Commentary

Tiger's hat slam was a Bay Hill beauty

Updated: August 6, 2009, 5:27 PM ET
By Jason Sobel | ESPN.com

Exactly one year ago, Tiger Woods was on the verge of history at Bay Hill Club & Lodge, site of the Arnold Palmer Invitational. Seeking his fifth straight PGA Tour victory, fifth career win at this event and 64th title overall -- a number that would tie him for third all-time with Ben Hogan -- Woods had 24 feet standing between him and success on the final hole. What happened? Let's allow Tiger to provide the play-by-play.

"The great thing about the last hole, that was my best swing I made all week with the 5-iron I hit in there. The wind had totally switched. It was blowing off the left on 17, in off the left and now was in off the right on 18. So hit a 5-iron up there and held just a flat hill hold shot and felt great. I gave myself a putt at it. ...

"I was so excited the 5-iron I hit in there to give myself a putt at it. You have to understand, I had not hit the ball well the last three days, and then to have that shot with everything on the line, to hit a shot and give myself a putt at it; you saw Stevie [Williams] and I celebrate in the fairway, I was so fired up I hit the shot the way I wanted to. ...

Tiger WoodsChris Condon/US PGA TOURTiger's dramatic tourney-clinching putt would have never happened unless he hit this crisp 5-iron shot into the 18th green at Bay Hill.

"I felt good over the putt, and I also said, I did it in Dubai, downhill left-to-righter, there's no reason why I can't do it again. ...

"You know, all week I kept telling myself, don't leave yourself a second putt, obviously with the nature of these greens, they were not running too smooth. Like what happened at the 10th hole, I ran it by and that was probably the driest green of it them all and I missed a come backer and that's one of the reasons why I needed to really concentrate on my speed and make sure I didn't leave those putts. That's what I kept trying to tell myself on 18: Don't leave yourself a second putt. Make sure you get your speed right and so if it does miss, it's just a tad. ...

Tiger WoodsDavid Cannon/Getty ImagesDid Tiger think he'd make the putt for his fifth straight PGA Tour victory? No doubt.

"I was so into the moment of the putt going in and winning the golf tournament. I kept telling myself, I've done this before, I did it against Phil, and this time it's a little bit deeper into the green and the putt has a little bit more break and it has a little more grain; I've done it before and I can do it again. ...

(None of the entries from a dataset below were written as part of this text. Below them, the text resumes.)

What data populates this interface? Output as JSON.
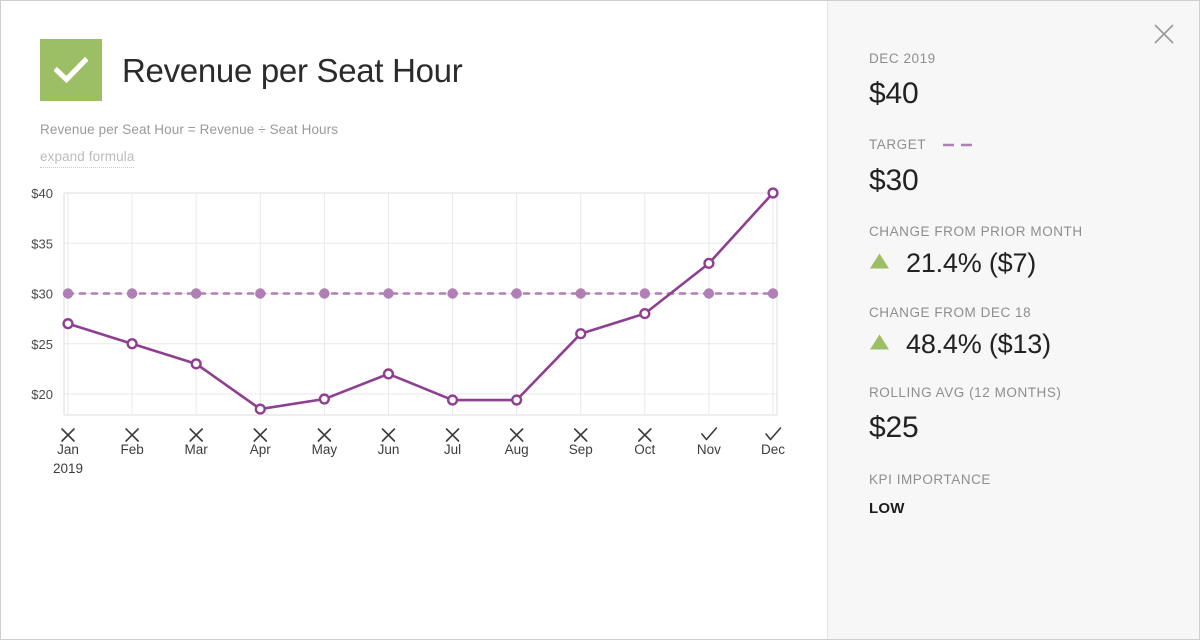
{
  "header": {
    "title": "Revenue per Seat Hour",
    "status_icon": "check-icon",
    "status_color": "#9cbe64",
    "formula": "Revenue per Seat Hour = Revenue ÷ Seat Hours",
    "expand_link": "expand formula"
  },
  "panel": {
    "close_icon": "close-icon",
    "stats": [
      {
        "label": "DEC 2019",
        "value": "$40"
      },
      {
        "label": "TARGET",
        "value": "$30",
        "legend_icon": "dashed-line-swatch",
        "legend_color": "#b07fb5"
      },
      {
        "label": "CHANGE FROM PRIOR MONTH",
        "direction_icon": "triangle-up-icon",
        "direction_color": "#9cbe64",
        "value": "21.4% ($7)"
      },
      {
        "label": "CHANGE FROM DEC 18",
        "direction_icon": "triangle-up-icon",
        "direction_color": "#9cbe64",
        "value": "48.4% ($13)"
      },
      {
        "label": "ROLLING AVG (12 MONTHS)",
        "value": "$25"
      },
      {
        "label": "KPI IMPORTANCE",
        "value": "LOW"
      }
    ]
  },
  "chart_data": {
    "type": "line",
    "title": "Revenue per Seat Hour",
    "xlabel": "",
    "ylabel": "",
    "ylim": [
      17.5,
      40
    ],
    "yticks": [
      20,
      25,
      30,
      35,
      40
    ],
    "ytick_labels": [
      "$20",
      "$25",
      "$30",
      "$35",
      "$40"
    ],
    "grid": true,
    "legend_position": "right-panel",
    "categories": [
      "Jan",
      "Feb",
      "Mar",
      "Apr",
      "May",
      "Jun",
      "Jul",
      "Aug",
      "Sep",
      "Oct",
      "Nov",
      "Dec"
    ],
    "x_sublabel": "2019",
    "x_sublabel_index": 0,
    "status_marks": [
      "x",
      "x",
      "x",
      "x",
      "x",
      "x",
      "x",
      "x",
      "x",
      "x",
      "check",
      "check"
    ],
    "series": [
      {
        "name": "Revenue per Seat Hour",
        "color": "#8e3f91",
        "style": "solid",
        "marker": "open-circle",
        "values": [
          27,
          25,
          23,
          18.5,
          19.5,
          22,
          19.4,
          19.4,
          26,
          28,
          33,
          40
        ]
      },
      {
        "name": "Target",
        "color": "#b07fb5",
        "style": "dashed",
        "marker": "filled-circle",
        "values": [
          30,
          30,
          30,
          30,
          30,
          30,
          30,
          30,
          30,
          30,
          30,
          30
        ]
      }
    ]
  }
}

"I was just trying to make sure I got the speed right. Now that green has a little bit more grass on it, and the grain has a little bit more effect on it, and I gave it just a little bit more. I hit the putt down there, and it took forever to start breaking and for the grain to start taking it. But once it started taking it, it went straight right and went in the hole.

"I had a good feeling probably six or seven feet in, once the grain started taking it and slinging it to the right. Once it got going to the right, it got more down grain and once it got going down grain, it was going to run out. ...

Tiger WoodsAP Photo/J. Pat CarterHow did Tiger's caddy Stevie Williams get Woods' hat? Tiger himself didn't even realize he had slammed his lid to ground after draining his birdie putt on No. 18 at Bay Hill.

"You know, when Stevie handed me my hat, I was like, 'How in the hell did he get my hat?' Evidently, it came off. I don't know how it came off, but it came off. ...

"I have to say it's [the ultimate feeling] knowing that you have an opportunity to end the tournament and it's in your hands, not anyone else's; it's in your hands. Whether you do it or not remains to be seen, and it's like having the ball with a few seconds to go; do you want it or not want it. I would much rather have it in my hands than anyone else's. ...

"I don't know where it ranks, but it got me a victory."

Jason Sobel | email

Golf Editor, ESPN.com
Jason Sobel, who joined ESPN in 1997, earned four Sports Emmy awards as a member of ESPN's Studio Production department. He became ESPN.com's golf editor in July 2004.